Could you show each line of the records that contains the word "فروشگاه"?

# [Web page and app entries]
══════════

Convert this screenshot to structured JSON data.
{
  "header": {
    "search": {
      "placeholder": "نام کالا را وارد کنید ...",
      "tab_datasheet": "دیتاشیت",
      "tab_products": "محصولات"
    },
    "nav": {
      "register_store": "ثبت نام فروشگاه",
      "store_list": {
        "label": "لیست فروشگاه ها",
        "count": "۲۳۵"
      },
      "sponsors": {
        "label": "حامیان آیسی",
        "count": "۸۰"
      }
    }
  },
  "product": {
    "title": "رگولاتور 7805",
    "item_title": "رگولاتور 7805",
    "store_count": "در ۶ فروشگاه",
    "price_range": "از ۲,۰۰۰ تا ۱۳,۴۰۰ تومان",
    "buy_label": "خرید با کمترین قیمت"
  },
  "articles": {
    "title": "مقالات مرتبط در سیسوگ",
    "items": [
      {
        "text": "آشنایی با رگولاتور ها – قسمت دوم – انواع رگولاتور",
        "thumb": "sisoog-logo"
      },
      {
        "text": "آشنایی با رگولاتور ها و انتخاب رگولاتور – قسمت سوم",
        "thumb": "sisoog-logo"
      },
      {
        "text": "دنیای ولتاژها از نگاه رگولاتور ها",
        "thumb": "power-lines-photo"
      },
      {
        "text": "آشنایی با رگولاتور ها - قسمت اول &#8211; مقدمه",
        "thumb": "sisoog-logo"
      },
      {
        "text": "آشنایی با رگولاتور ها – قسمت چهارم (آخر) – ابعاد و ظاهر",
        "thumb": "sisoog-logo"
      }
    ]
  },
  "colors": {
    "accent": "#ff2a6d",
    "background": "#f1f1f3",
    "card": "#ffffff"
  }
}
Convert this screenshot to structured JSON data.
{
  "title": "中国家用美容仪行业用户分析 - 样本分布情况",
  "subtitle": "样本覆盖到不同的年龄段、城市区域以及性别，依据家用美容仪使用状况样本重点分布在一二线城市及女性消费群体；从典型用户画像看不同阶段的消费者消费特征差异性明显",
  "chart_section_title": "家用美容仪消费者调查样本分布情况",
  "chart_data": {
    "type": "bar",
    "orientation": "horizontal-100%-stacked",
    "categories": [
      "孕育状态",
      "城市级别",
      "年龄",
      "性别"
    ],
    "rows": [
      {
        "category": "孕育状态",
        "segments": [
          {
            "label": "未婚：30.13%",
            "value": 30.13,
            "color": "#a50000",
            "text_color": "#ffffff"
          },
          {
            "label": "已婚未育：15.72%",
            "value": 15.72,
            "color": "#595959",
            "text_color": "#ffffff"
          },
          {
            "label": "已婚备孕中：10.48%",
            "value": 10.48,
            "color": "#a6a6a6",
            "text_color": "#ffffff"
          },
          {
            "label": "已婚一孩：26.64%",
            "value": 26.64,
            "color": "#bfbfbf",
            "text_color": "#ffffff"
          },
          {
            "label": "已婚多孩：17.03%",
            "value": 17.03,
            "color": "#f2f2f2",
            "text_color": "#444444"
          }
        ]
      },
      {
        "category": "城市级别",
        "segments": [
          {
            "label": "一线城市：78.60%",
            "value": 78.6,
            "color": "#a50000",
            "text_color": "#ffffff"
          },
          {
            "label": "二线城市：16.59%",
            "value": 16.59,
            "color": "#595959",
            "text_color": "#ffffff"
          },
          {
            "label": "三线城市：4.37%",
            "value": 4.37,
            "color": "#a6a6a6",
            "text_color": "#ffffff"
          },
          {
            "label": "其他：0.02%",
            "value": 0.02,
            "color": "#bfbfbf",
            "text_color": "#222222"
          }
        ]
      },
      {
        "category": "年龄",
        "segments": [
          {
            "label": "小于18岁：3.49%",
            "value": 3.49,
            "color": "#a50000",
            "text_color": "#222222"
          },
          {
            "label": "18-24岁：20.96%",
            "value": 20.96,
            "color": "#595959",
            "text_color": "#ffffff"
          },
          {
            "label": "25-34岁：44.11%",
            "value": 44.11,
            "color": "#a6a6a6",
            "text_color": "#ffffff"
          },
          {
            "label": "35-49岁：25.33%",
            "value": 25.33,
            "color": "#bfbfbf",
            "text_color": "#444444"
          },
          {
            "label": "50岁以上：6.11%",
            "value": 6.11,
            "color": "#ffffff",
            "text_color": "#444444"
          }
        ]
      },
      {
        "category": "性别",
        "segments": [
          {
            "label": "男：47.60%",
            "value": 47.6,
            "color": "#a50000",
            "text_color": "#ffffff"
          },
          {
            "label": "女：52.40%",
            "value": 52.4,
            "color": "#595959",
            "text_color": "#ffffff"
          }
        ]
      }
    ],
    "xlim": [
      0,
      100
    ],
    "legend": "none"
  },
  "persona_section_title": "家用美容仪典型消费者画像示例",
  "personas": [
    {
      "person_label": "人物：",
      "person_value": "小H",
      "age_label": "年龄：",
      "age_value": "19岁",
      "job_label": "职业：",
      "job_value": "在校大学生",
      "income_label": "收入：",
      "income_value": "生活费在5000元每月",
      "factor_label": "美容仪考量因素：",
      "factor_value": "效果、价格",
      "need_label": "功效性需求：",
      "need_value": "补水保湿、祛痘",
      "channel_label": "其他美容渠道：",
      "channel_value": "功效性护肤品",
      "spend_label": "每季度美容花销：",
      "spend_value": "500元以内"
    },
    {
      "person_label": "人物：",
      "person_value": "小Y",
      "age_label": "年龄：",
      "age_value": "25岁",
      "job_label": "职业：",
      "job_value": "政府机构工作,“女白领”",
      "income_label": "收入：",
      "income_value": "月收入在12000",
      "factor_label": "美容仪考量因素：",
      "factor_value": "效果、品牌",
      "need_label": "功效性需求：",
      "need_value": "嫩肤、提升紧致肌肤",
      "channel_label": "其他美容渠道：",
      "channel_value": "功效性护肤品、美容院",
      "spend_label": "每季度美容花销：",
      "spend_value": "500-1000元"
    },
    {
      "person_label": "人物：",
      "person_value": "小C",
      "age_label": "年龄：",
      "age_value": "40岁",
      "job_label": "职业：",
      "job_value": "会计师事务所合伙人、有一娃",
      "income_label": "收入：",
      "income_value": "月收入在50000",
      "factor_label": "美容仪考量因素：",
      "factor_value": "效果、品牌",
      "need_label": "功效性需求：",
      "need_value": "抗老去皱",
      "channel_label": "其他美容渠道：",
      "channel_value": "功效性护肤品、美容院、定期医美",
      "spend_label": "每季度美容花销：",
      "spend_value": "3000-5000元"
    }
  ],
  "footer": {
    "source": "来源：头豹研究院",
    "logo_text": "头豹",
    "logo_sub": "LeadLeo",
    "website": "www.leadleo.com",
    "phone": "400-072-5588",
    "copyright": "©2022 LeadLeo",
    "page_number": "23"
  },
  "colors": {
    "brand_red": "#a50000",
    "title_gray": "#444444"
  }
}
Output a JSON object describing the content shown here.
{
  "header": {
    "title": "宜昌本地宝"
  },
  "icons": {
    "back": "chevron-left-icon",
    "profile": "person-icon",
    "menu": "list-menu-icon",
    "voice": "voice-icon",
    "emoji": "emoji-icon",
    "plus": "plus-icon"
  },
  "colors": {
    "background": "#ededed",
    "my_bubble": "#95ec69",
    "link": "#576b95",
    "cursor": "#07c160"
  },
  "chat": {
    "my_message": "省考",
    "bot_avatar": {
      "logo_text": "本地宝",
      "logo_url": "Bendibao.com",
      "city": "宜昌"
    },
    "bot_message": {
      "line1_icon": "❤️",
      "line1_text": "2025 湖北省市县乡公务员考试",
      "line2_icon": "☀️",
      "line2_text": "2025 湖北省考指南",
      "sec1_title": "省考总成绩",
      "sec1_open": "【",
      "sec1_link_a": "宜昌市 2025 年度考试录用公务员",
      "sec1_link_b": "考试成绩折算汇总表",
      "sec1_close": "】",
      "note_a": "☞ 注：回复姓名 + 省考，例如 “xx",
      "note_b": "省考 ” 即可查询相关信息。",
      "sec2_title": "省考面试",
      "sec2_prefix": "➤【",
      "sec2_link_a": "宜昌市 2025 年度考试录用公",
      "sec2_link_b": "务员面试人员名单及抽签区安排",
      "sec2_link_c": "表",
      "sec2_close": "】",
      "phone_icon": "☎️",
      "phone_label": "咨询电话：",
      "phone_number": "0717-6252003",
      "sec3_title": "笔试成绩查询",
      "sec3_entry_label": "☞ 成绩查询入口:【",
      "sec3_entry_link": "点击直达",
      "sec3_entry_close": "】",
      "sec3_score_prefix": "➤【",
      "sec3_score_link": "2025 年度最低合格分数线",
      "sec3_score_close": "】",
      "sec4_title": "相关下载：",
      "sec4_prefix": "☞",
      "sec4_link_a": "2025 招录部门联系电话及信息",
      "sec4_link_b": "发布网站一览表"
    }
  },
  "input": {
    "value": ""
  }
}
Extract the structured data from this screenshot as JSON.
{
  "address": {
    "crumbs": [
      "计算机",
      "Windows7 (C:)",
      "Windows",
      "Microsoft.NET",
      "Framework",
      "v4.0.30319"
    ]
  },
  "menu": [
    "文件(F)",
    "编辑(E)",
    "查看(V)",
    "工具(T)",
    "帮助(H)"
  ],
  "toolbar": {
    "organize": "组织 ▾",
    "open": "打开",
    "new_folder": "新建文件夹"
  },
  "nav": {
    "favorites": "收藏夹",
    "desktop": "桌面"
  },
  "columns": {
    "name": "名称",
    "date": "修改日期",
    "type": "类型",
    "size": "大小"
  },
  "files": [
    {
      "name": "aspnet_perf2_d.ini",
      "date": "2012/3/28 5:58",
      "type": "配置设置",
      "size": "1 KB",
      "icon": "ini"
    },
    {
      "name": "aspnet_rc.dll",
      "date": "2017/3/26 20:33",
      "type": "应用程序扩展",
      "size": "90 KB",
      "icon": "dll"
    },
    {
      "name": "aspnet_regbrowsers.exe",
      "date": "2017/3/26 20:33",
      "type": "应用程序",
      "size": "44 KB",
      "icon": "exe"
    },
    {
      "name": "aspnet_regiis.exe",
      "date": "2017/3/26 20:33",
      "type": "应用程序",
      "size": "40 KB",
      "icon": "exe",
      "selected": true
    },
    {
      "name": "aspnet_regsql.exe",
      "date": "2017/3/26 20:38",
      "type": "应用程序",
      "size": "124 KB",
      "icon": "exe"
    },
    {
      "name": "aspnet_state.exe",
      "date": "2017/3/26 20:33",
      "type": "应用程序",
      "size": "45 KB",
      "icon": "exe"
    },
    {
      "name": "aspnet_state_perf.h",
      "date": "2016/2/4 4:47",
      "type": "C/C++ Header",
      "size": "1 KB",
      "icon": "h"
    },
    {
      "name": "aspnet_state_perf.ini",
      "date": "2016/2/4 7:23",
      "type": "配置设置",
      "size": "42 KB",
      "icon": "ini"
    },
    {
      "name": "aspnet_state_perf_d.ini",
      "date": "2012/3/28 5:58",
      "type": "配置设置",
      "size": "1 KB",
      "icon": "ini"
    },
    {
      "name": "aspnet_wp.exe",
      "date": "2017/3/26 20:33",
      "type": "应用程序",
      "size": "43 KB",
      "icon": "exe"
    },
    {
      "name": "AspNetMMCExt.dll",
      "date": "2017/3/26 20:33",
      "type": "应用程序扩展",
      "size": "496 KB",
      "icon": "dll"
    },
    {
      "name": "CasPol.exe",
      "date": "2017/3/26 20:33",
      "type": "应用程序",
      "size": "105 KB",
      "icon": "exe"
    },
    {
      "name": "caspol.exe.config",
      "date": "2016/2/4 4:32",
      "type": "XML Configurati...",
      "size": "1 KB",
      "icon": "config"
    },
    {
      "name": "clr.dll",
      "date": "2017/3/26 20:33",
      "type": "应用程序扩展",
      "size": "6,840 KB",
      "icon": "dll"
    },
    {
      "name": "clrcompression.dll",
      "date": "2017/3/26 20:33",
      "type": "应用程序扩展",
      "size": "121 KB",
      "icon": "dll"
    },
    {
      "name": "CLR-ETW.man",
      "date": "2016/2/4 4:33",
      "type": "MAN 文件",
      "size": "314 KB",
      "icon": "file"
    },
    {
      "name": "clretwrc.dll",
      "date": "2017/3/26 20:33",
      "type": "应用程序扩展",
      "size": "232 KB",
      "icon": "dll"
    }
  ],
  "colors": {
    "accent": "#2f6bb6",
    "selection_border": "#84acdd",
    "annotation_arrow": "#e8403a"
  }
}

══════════

# [TASK RESULT]
      "register_store": "ثبت نام فروشگاه",
        "label": "لیست فروشگاه ها",
    "store_count": "در ۶ فروشگاه",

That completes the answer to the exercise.